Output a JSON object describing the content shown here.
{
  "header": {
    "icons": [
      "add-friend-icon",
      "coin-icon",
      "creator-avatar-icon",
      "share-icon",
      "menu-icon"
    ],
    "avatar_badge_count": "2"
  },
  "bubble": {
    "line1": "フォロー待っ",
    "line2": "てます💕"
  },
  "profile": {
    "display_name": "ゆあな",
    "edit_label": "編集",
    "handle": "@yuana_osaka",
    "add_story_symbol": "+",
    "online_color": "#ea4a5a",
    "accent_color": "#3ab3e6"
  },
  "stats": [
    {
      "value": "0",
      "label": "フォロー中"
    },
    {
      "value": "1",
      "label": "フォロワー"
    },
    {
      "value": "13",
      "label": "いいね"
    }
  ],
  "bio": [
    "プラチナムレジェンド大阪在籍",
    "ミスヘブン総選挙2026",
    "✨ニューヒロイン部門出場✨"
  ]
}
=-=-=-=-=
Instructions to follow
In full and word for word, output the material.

Response area
Output a JSON object describing the content shown here.
{
  "header": {
    "icons": [
      "add-friend-icon",
      "coin-icon",
      "creator-avatar-icon",
      "share-icon",
      "menu-icon"
    ],
    "avatar_badge_count": "2"
  },
  "bubble": {
    "line1": "フォロー待っ",
    "line2": "てます💕"
  },
  "profile": {
    "display_name": "ゆあな",
    "edit_label": "編集",
    "handle": "@yuana_osaka",
    "add_story_symbol": "+",
    "online_color": "#ea4a5a",
    "accent_color": "#3ab3e6"
  },
  "stats": [
    {
      "value": "0",
      "label": "フォロー中"
    },
    {
      "value": "1",
      "label": "フォロワー"
    },
    {
      "value": "13",
      "label": "いいね"
    }
  ],
  "bio": [
    "プラチナムレジェンド大阪在籍",
    "ミスヘブン総選挙2026",
    "✨ニューヒロイン部門出場✨"
  ]
}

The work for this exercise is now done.